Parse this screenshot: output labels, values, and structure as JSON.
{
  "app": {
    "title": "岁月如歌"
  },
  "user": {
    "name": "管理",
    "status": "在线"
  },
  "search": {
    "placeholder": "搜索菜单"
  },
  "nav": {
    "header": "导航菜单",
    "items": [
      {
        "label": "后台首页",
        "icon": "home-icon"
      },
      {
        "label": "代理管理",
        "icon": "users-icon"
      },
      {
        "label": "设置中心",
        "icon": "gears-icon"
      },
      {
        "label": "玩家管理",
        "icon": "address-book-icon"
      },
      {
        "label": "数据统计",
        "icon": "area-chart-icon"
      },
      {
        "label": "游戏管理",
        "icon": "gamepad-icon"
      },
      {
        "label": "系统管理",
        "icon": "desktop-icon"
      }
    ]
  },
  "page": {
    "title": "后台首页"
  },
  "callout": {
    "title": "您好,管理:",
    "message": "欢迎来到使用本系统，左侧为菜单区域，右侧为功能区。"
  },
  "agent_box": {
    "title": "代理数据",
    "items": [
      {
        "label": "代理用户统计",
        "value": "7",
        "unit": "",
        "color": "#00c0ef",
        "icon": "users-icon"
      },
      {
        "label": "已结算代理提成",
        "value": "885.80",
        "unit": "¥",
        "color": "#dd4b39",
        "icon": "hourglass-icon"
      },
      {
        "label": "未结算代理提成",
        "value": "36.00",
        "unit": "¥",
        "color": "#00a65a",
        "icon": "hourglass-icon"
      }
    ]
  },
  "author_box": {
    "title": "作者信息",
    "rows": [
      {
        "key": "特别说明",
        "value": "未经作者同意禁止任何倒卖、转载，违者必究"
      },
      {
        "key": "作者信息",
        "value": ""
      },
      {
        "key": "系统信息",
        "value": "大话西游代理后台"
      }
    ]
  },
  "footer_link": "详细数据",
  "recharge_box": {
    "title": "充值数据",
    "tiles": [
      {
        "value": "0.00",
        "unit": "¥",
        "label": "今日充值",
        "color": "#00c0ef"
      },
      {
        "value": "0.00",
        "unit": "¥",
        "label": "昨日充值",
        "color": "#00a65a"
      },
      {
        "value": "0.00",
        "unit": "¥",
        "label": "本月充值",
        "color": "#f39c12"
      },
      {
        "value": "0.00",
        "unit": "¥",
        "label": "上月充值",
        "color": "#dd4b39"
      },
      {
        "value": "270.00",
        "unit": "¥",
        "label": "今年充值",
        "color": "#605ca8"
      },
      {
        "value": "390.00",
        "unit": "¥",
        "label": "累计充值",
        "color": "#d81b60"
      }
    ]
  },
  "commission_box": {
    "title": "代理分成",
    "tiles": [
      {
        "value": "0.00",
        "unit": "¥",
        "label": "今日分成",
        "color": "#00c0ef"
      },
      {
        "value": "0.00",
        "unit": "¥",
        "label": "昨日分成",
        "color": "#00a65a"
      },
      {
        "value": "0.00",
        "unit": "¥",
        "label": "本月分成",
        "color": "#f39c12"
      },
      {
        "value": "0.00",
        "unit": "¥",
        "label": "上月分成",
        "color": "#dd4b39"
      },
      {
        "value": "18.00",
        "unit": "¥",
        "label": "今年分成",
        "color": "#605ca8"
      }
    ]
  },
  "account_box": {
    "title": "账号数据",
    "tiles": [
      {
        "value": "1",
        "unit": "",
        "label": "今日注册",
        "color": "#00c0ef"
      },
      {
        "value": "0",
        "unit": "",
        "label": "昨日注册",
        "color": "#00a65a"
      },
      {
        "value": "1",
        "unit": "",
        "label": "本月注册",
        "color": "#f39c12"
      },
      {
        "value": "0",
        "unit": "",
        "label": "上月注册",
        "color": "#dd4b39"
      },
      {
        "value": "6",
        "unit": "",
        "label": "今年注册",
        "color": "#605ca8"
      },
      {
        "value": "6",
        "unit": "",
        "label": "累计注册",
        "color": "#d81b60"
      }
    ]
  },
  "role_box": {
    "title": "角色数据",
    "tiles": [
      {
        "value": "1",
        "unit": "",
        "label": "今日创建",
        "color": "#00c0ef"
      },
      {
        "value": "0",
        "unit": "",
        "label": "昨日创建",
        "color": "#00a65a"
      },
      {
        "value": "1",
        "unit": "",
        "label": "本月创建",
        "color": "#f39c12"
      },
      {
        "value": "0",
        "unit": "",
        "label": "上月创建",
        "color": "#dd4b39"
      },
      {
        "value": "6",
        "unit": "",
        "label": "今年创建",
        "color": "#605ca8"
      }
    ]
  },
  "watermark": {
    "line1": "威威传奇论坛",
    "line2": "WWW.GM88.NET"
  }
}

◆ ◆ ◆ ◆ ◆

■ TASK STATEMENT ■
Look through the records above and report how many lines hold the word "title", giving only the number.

■ RESPONSE ■
9